In March, PennyLoafer donors collectively gave to All Our Kin (AOK)!
Years founded: 1999
Leadership: Co-founder and CEO, Jessica Sager, is a Yale Law graduate and national expert on child care issues. She was recently named to the CARE 100 list of “the Americans doing the most to re-imagine and re-humanize our care system.” Other co-founder, Janna Wagner, has a Master’s in Education from Harvard and is a former teacher.
Issue they address: access to affordable high-quality child care and early education options.
What they do: train, support and sustain family child care educators.
How they do it:
Family Child Care Networks: provide direct services to family child care providers in CT and NY, including mentorship, professional development, business and licensing programs, grants/loans, and a network of other family child care providers.
Technical assistance and training for national partners: work across 21 states to implement the AOK model and effectively increase the supply, quality, and sustainability of family child care.
Policy change: Advocate for family child care providers and families at the local, state and federal policy level.
All Our Kin’s model is nationally-recognized for improving availability and quality of home-based child care.
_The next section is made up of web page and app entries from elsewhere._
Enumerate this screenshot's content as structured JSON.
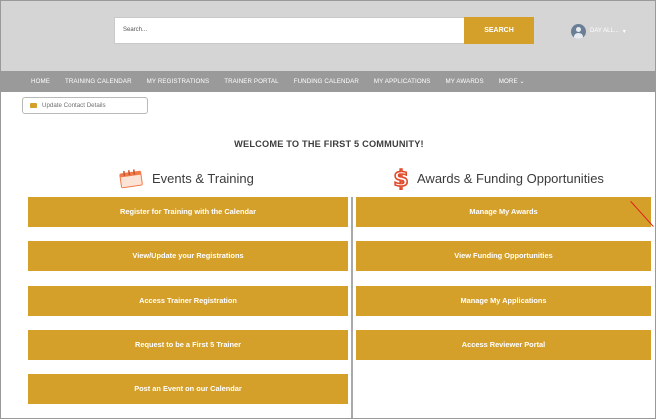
{
  "header": {
    "search_placeholder": "Search...",
    "search_button": "SEARCH",
    "user_name": "DAY ALL...",
    "user_chevron": "▾"
  },
  "nav": {
    "items": [
      "HOME",
      "TRAINING CALENDAR",
      "MY REGISTRATIONS",
      "TRAINER PORTAL",
      "FUNDING CALENDAR",
      "MY APPLICATIONS",
      "MY AWARDS",
      "MORE ⌄"
    ]
  },
  "update_contact": {
    "label": "Update Contact Details",
    "icon": "id-card-icon"
  },
  "welcome": "WELCOME TO THE FIRST 5 COMMUNITY!",
  "left": {
    "heading": "Events & Training",
    "icon": "calendar-icon",
    "buttons": [
      "Register for Training with the Calendar",
      "View/Update your Registrations",
      "Access Trainer Registration",
      "Request to be a First 5 Trainer",
      "Post an Event on our Calendar"
    ]
  },
  "right": {
    "heading": "Awards & Funding Opportunities",
    "icon": "dollar-icon",
    "buttons": [
      "Manage My Awards",
      "View Funding Opportunities",
      "Manage My Applications",
      "Access Reviewer Portal"
    ]
  },
  "colors": {
    "accent": "#d4a02a",
    "nav": "#9a9a9a",
    "topbar": "#d5d5d5"
  }
}
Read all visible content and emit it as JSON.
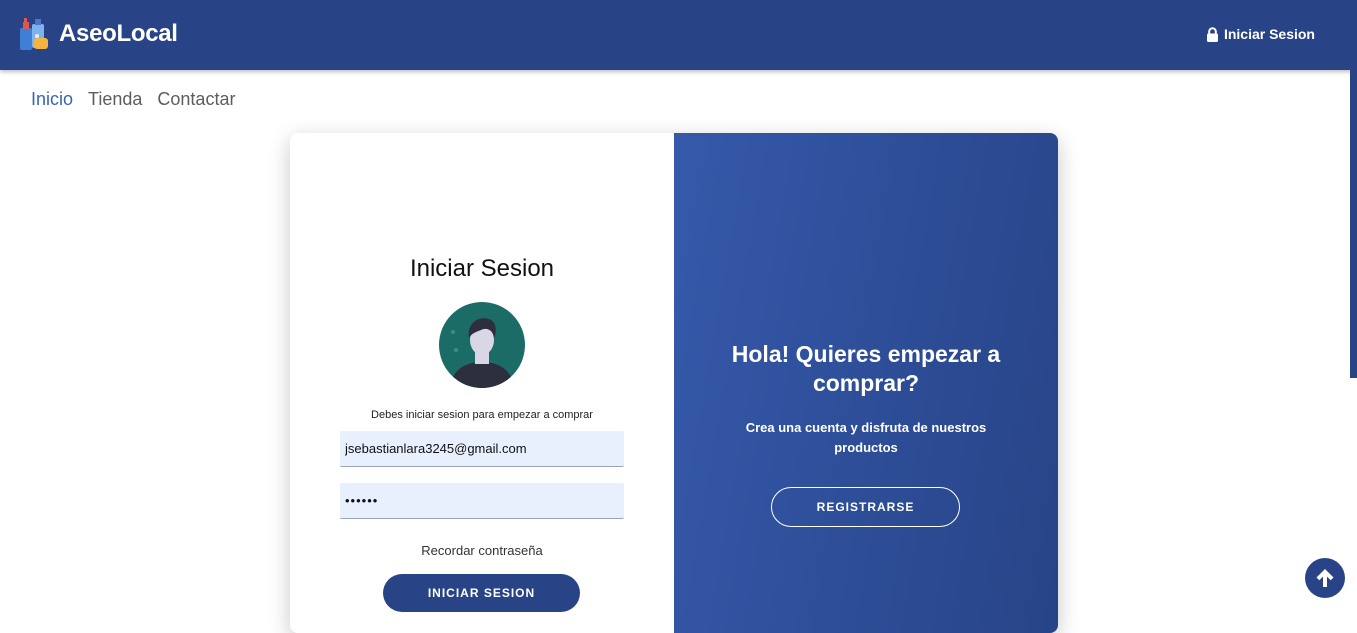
{
  "header": {
    "brand": "AseoLocal",
    "logo_icon": "cleaning-products-icon",
    "login_link": "Iniciar Sesion",
    "login_icon": "lock-icon",
    "bg_color": "#284487"
  },
  "nav": {
    "items": [
      {
        "label": "Inicio",
        "active": true
      },
      {
        "label": "Tienda",
        "active": false
      },
      {
        "label": "Contactar",
        "active": false
      }
    ],
    "active_color": "#3a63b8"
  },
  "login": {
    "title": "Iniciar Sesion",
    "avatar_icon": "user-avatar-icon",
    "hint": "Debes iniciar sesion para empezar a comprar",
    "email_value": "jsebastianlara3245@gmail.com",
    "password_value": "••••••",
    "remember": "Recordar contraseña",
    "submit": "INICIAR SESION"
  },
  "promo": {
    "title": "Hola! Quieres empezar a comprar?",
    "text": "Crea una cuenta y disfruta de nuestros productos",
    "register": "REGISTRARSE"
  },
  "scroll_top": {
    "icon": "arrow-up-icon"
  }
}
It’s result is a “triple win”: child care providers succeed as business owners; working parents find stable, high-quality care for their kids; and the children gain a solid educational foundation.
🏠 Family child care providers care for small groups of children in a home setting. It’s flexible, affordable, and usually available during non-traditional hours. These nurturing and familiar environments are often the primary source of care for infants and toddlers (0-3 years old), many of whom are children of color and children from low-income communities.
📉 The number of family child care providers has been declining for years. In fact, more than half of the U.S. population is estimated to live in child care deserts (communities where there are no providers or so few that there are 3 children for every available slot).
💸 Perhaps unsurprising when you consider the wages for this labor-intensive work. Pre-pandemic, child care workers, who are overwhelming women, made an average of $11.65/hour. And in only 10 states do they earn enough to cover basic needs.
😷 Since the start of the pandemic, 16K child care providers permanently closed (a 9% decline in licensed child care providers), due to increased operating costs, thin profit margins, labor costs and unpredictable attendance due to covid.
👩🍼 Limited options and rising costs of child care has kept many parents, particularly women, out of the workforce since the pandemic. Over a million women are still out of the workforce compared to pre-pandemic numbers.
👀 The Build Back Better bill, which stalled in congress, proposed one of the largest investments in child care in the country’s history, including curbing the costs of child care for families, increasing wages for child care workers and improving the supply of high quality care. TBD what will happen!
If you enjoyed this and want to get involved, you can support the Quality Education cause on PennyLoafer, starting with as little as $5/month. Each month, you’ll support and learn about a different nonprofit working to improve the education system.